--- DATASET RECORDS Enclosed Below ---

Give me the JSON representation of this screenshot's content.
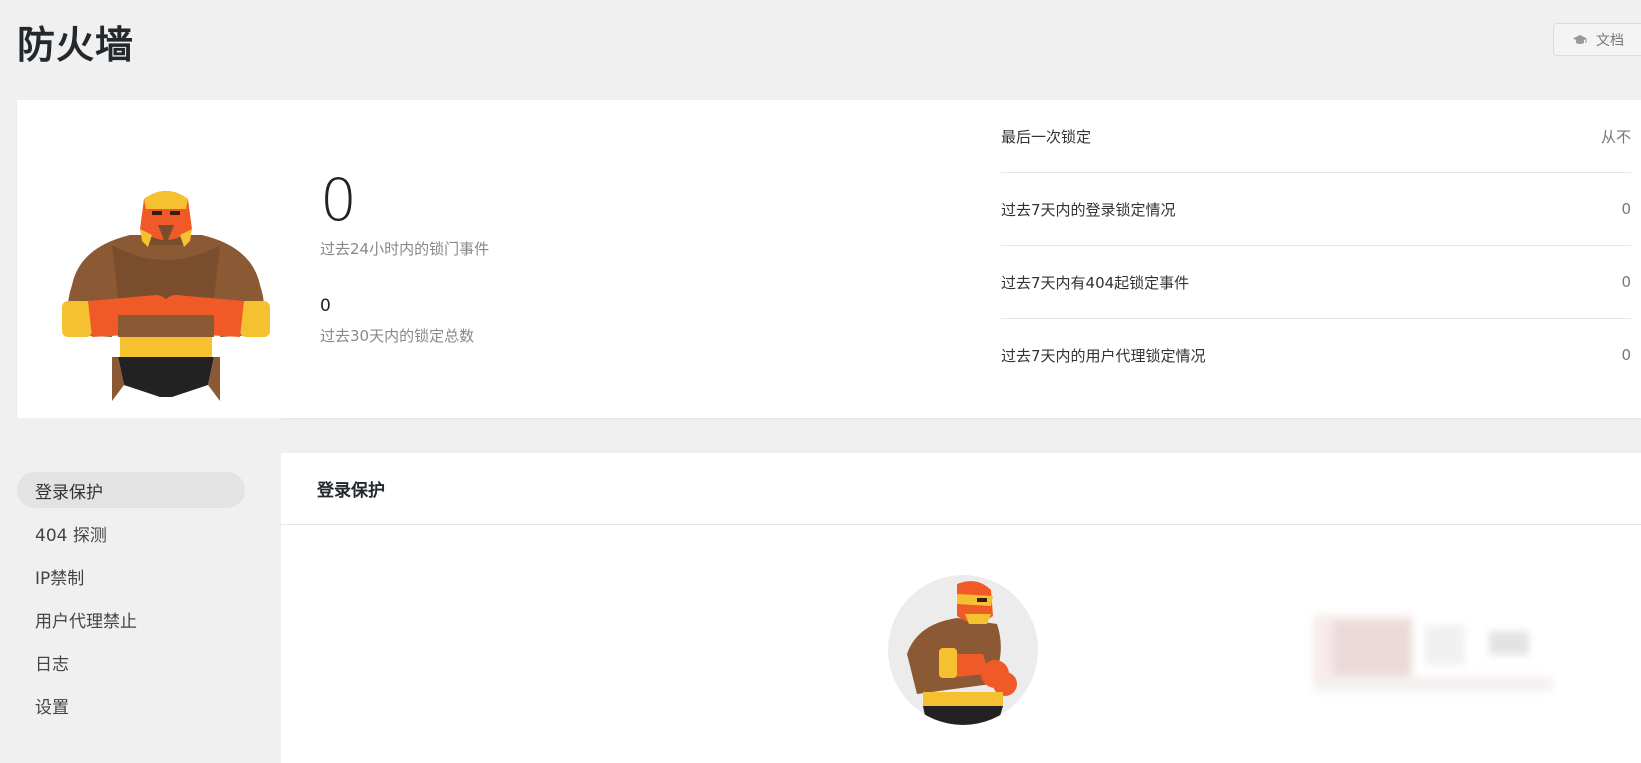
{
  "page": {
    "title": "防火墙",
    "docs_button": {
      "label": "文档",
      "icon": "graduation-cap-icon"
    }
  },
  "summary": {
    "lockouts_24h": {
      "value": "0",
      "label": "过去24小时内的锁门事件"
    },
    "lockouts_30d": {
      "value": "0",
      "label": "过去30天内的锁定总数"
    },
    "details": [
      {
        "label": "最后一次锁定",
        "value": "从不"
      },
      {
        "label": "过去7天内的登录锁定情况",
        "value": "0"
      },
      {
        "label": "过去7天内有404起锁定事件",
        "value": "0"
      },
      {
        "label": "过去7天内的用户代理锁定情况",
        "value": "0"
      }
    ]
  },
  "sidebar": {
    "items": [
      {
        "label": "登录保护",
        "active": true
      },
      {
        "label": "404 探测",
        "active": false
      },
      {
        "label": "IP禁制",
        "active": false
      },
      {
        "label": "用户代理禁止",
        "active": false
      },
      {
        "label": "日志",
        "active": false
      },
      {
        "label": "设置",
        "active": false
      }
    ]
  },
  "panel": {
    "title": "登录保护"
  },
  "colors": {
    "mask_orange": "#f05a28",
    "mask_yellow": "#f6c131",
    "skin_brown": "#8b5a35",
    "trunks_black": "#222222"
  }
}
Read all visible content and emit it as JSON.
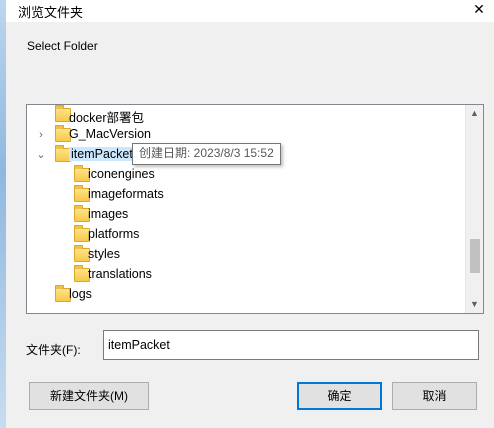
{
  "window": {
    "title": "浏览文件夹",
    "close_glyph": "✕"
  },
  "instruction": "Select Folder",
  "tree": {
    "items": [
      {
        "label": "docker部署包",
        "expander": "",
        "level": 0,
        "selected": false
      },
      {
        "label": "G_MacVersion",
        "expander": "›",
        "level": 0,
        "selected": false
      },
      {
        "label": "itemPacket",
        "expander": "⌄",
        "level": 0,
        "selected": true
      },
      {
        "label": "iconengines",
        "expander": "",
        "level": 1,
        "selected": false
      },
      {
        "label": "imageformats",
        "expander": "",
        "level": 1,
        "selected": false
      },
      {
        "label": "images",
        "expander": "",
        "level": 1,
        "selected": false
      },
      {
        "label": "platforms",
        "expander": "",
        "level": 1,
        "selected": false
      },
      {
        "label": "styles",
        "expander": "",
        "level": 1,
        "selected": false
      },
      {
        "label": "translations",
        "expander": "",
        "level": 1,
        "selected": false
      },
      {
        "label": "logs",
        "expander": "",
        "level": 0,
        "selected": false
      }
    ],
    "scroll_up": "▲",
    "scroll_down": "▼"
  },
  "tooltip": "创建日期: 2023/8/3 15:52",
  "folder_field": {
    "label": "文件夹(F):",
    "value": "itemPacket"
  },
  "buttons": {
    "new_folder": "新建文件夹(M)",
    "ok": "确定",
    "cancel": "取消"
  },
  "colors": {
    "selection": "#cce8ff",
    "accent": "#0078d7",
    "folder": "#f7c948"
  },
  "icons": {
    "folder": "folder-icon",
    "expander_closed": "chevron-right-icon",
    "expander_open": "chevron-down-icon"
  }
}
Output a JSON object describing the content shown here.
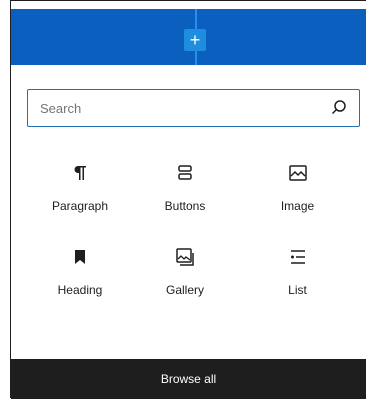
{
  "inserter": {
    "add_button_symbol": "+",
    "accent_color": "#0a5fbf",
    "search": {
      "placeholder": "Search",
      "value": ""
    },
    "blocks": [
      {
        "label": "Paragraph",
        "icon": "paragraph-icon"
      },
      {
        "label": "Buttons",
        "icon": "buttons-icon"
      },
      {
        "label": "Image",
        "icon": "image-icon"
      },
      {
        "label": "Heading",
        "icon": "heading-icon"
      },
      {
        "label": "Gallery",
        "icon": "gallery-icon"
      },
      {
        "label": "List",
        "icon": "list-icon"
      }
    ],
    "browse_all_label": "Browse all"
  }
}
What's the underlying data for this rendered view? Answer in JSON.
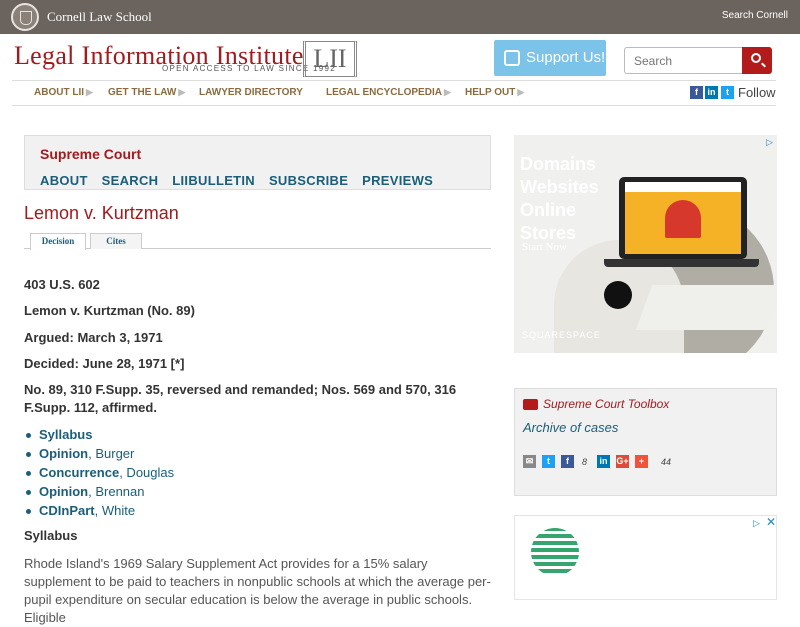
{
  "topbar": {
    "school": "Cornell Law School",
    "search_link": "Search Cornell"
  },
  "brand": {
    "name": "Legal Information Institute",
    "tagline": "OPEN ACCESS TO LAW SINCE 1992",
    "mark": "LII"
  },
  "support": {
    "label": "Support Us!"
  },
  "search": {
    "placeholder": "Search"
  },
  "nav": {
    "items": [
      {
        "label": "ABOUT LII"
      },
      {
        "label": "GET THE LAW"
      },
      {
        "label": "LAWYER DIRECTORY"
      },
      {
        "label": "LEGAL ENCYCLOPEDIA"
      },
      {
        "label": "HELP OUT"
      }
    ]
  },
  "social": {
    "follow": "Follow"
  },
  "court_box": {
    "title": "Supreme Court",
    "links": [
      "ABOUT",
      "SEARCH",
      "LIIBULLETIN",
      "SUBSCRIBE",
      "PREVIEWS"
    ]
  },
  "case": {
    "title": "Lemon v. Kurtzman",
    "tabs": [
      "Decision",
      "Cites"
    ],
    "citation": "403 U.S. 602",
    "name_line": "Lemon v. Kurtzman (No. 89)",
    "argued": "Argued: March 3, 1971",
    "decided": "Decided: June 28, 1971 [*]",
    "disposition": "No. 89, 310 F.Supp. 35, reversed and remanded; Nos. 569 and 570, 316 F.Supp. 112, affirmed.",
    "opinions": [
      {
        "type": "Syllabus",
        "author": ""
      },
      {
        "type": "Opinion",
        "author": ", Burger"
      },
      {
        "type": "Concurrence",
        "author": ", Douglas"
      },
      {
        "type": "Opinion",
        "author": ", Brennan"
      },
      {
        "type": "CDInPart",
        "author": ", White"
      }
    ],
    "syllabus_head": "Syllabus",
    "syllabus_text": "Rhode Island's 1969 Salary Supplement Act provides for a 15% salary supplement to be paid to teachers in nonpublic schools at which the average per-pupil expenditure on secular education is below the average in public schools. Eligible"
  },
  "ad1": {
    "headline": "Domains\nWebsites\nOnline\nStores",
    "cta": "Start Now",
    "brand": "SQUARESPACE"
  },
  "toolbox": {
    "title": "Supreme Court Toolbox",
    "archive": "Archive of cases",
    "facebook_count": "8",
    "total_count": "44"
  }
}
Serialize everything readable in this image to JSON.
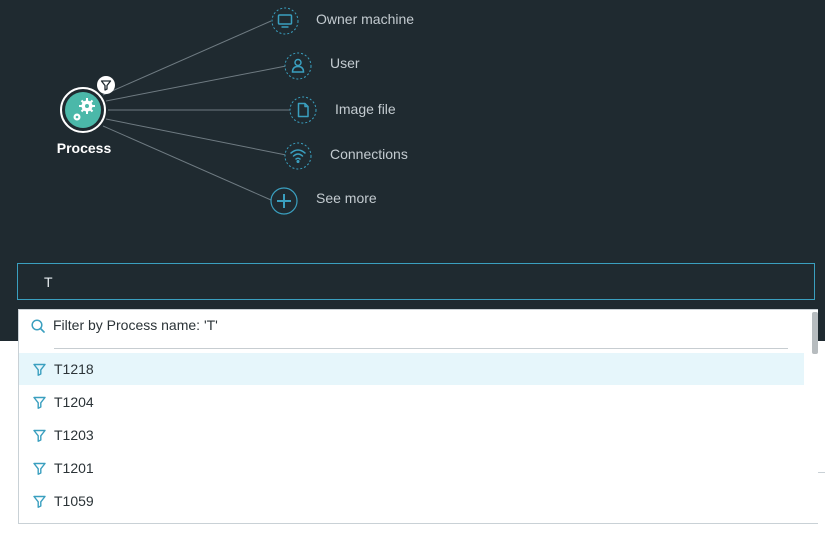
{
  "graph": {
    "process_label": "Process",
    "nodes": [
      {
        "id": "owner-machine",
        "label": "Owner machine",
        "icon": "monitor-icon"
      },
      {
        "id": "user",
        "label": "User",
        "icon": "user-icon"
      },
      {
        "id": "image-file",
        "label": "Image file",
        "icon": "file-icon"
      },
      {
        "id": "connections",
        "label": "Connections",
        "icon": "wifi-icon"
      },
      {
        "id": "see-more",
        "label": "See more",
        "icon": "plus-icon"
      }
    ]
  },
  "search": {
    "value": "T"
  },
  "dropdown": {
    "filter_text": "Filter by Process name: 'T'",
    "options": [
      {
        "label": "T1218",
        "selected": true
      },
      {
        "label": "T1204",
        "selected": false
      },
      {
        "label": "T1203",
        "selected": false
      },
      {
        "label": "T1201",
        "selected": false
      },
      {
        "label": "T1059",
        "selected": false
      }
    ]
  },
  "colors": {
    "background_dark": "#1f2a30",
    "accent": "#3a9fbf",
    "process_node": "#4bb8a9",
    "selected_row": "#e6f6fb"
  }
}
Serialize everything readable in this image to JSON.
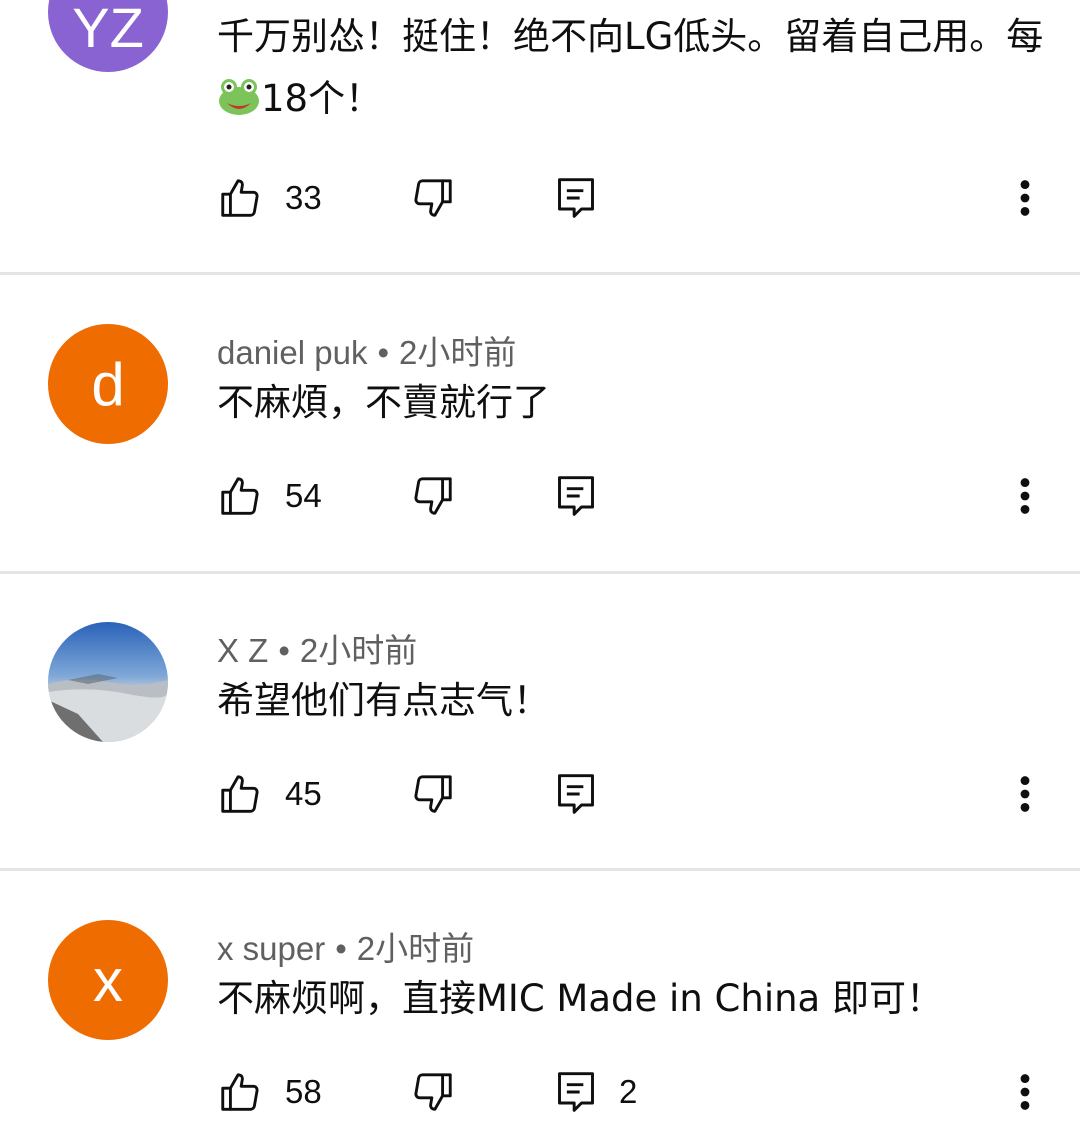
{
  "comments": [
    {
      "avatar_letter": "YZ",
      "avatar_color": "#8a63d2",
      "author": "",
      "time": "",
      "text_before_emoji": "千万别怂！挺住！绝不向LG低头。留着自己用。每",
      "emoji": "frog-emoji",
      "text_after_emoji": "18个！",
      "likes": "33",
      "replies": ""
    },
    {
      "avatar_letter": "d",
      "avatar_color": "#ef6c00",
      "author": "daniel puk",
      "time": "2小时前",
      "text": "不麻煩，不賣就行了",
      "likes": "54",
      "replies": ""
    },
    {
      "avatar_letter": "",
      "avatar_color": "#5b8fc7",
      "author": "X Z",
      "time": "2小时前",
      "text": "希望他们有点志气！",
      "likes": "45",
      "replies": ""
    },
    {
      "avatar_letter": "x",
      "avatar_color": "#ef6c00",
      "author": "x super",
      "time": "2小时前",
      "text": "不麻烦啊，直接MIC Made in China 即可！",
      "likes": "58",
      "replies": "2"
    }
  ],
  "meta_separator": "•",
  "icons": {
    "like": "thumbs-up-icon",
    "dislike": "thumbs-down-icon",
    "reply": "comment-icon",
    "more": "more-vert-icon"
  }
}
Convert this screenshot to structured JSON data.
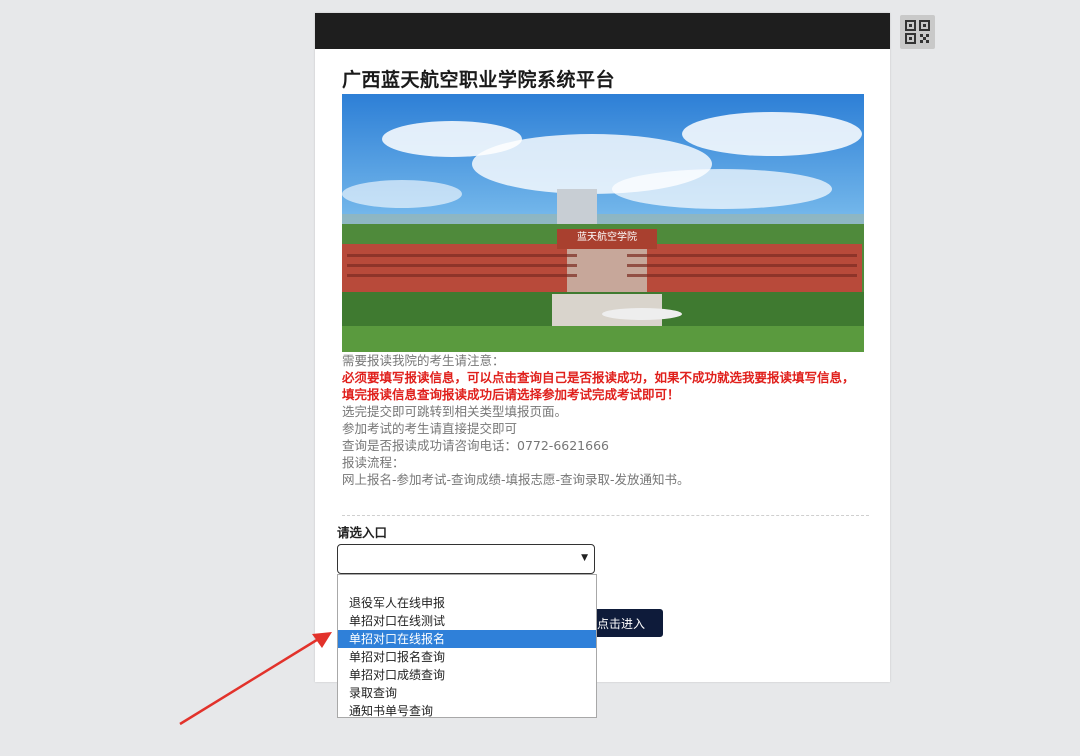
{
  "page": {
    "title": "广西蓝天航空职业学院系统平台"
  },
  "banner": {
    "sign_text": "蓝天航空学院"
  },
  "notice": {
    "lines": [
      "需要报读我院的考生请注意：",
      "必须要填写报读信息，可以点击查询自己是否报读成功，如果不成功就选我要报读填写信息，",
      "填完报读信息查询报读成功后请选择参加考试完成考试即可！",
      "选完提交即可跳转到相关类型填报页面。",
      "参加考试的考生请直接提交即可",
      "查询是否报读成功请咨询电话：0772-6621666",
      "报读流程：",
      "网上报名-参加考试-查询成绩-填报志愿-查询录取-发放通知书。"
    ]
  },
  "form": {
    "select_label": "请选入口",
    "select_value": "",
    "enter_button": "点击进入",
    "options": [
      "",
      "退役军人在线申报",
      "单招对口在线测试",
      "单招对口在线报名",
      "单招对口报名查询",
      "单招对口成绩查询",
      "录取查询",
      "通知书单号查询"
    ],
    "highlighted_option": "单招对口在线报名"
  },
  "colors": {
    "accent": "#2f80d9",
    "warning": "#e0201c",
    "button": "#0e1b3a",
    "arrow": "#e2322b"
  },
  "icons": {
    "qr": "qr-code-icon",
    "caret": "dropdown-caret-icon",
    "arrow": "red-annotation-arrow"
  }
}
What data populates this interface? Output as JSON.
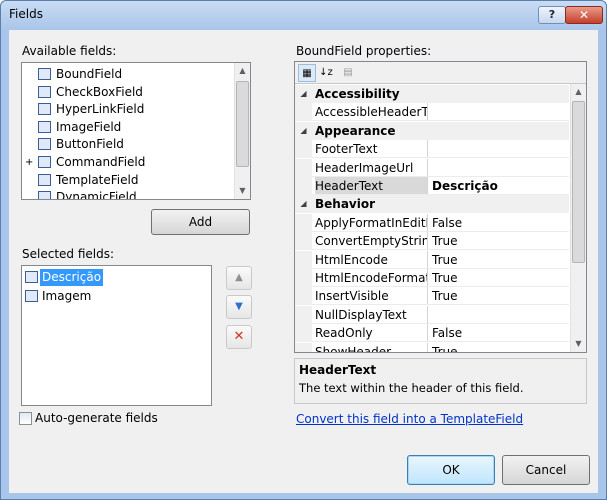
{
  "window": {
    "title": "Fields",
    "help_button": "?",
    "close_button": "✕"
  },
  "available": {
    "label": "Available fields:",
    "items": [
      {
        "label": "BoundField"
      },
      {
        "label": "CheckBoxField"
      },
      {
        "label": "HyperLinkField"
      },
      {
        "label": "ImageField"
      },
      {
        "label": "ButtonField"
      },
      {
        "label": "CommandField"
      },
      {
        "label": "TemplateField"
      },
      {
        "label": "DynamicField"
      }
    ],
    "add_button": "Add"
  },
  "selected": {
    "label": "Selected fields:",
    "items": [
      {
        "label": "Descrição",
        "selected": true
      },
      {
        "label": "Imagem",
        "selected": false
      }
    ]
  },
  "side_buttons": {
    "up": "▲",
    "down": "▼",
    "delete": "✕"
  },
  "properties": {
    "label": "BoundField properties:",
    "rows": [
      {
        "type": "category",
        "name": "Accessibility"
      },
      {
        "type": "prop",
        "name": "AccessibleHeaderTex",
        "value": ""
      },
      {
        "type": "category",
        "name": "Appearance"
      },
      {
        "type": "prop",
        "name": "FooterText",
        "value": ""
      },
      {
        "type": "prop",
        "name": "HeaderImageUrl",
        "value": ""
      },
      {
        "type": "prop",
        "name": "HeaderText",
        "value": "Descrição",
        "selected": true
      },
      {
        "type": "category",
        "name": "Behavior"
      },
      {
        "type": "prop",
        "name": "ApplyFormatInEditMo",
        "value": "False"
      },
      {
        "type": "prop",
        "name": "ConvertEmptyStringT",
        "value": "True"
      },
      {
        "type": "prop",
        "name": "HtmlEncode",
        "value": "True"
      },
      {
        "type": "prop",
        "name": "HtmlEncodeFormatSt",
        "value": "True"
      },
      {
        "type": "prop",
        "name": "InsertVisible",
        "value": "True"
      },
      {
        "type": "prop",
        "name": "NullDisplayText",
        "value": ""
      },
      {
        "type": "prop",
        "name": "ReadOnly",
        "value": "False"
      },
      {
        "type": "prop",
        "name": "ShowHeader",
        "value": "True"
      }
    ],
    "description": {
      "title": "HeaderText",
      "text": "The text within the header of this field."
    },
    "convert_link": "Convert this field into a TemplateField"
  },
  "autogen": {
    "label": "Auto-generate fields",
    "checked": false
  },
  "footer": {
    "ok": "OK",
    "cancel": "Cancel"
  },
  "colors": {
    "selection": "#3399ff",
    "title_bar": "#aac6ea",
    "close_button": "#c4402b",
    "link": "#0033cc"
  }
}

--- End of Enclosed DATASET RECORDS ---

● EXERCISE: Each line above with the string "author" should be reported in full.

● WRITTEN RESPONSE:
        "author": ""
        "author": ", Burger"
        "author": ", Douglas"
        "author": ", Brennan"
        "author": ", White"
      "author": "",
      "author": "daniel puk",
      "author": "X Z",
      "author": "x super",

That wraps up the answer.